Pierre Gaspard Chamette (1763 - April 13, 1794) was a French revolutionary.

He was born at Nevers. Until the French Revolution, his main interest was botany. He studied medicine at Paris in 1790, became one of the orators of the club of the Cordeliers, and contributed anonymously to the Revolutions de Paris. As member of the insurrectionary Commune of August 10 1792, he was delegated to visit the prisons, with full power to arrest suspects. He was accused later of having taken part in the massacres of September, but proved that at that time he had been sent by the provisional executive council to Normandy to oversee a requisition. of 60,000 men.

Returning from this mission, he spoke eloquently in favour of the republic.
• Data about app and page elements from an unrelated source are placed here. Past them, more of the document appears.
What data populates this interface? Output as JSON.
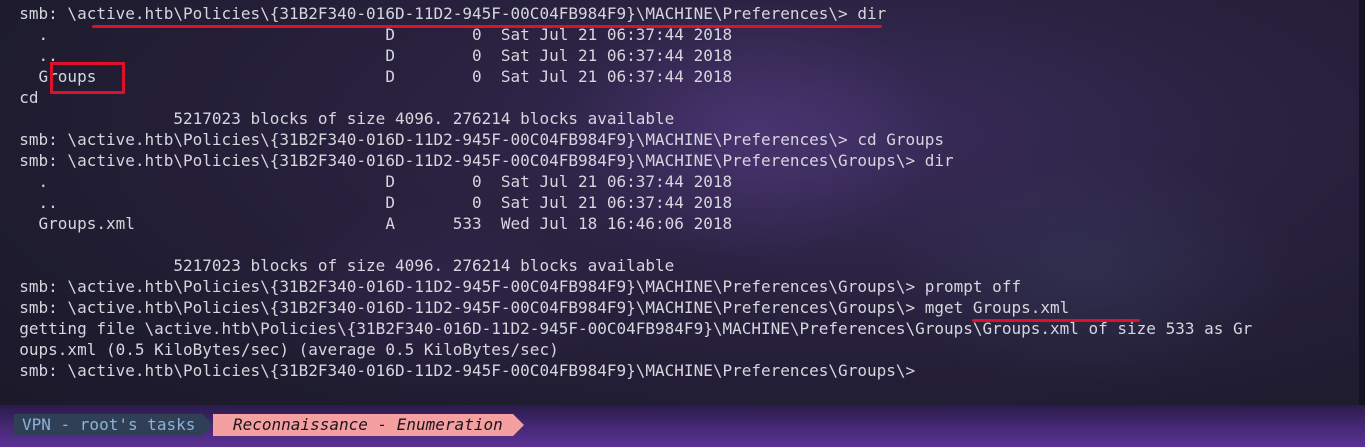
{
  "terminal": {
    "lines": [
      "  smb: \\active.htb\\Policies\\{31B2F340-016D-11D2-945F-00C04FB984F9}\\MACHINE\\Preferences\\> dir",
      "    .                                   D        0  Sat Jul 21 06:37:44 2018",
      "    ..                                  D        0  Sat Jul 21 06:37:44 2018",
      "    Groups                              D        0  Sat Jul 21 06:37:44 2018",
      "  cd",
      "                  5217023 blocks of size 4096. 276214 blocks available",
      "  smb: \\active.htb\\Policies\\{31B2F340-016D-11D2-945F-00C04FB984F9}\\MACHINE\\Preferences\\> cd Groups",
      "  smb: \\active.htb\\Policies\\{31B2F340-016D-11D2-945F-00C04FB984F9}\\MACHINE\\Preferences\\Groups\\> dir",
      "    .                                   D        0  Sat Jul 21 06:37:44 2018",
      "    ..                                  D        0  Sat Jul 21 06:37:44 2018",
      "    Groups.xml                          A      533  Wed Jul 18 16:46:06 2018",
      "",
      "                  5217023 blocks of size 4096. 276214 blocks available",
      "  smb: \\active.htb\\Policies\\{31B2F340-016D-11D2-945F-00C04FB984F9}\\MACHINE\\Preferences\\Groups\\> prompt off",
      "  smb: \\active.htb\\Policies\\{31B2F340-016D-11D2-945F-00C04FB984F9}\\MACHINE\\Preferences\\Groups\\> mget Groups.xml",
      "  getting file \\active.htb\\Policies\\{31B2F340-016D-11D2-945F-00C04FB984F9}\\MACHINE\\Preferences\\Groups\\Groups.xml of size 533 as Gr",
      "  oups.xml (0.5 KiloBytes/sec) (average 0.5 KiloBytes/sec)",
      "  smb: \\active.htb\\Policies\\{31B2F340-016D-11D2-945F-00C04FB984F9}\\MACHINE\\Preferences\\Groups\\>"
    ]
  },
  "statusbar": {
    "vpn_label": "VPN - root's tasks",
    "task_label": "Reconnaissance - Enumeration"
  },
  "colors": {
    "annotation": "#e0102a",
    "text": "#d6d6de",
    "vpn_segment_bg": "#2e3f56",
    "task_segment_bg": "#f5a0a0"
  }
}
His simple manners, easy speech, and irreproachable private life made him influential, and he was elected president of the Commune, defending the municipality at the bar of the Convention on October 31 1792. Re-elected in the municipal elections of December 2 1792, he was soon given the functions of procurator of the Commune, and contributed with success to the enrolments of volunteers by his appeals to the populace. Chaumette was one of the ringleaders in the attacks of May 31 and of June 2 1793 on the Girondists, toward whom he showed himself relentless.

He demanded the formation of a revolutionary army, and preached the extermination of all traitors. He promoted the worship of Reason, and on November 10 1793 he presented the "goddess" to the Convention in the guise of an actress. On 23 November, he obtained a decree closing all the churches of Paris, and placing the priests under strict surveillance; but two days later he obtained from the Commune the free exercise of worship. He wished to save the Hébertists by a new insurrection and struggled against Robespierre; but a revolutionary decree promulgated by the Commune on his demand was overthrown by the Convention. Robespierre had him accused with the Hébertists. Chaumette was arrested, imprisoned in the Luxembourg, condemned by the Revolutionary tribunal and executed on April 13, 1794.

Chaumette was an ardent social reformer; he secured the abolition of corporal punishment in schools, the suppression of lotteries, of houses of ill-fame and of obscene literature; he instituted reforms in the hospitals, and insisted on the honours of public burial for the poor. Chaumette left some printed speeches and fragments, and memoirs published in the Amateur d'autographes. His memoirs on August 10 were published by FA Aulard, preceded by a biographical study.

This entry was originally from the 1911 Encyclopedia Britannica. Please update as needed.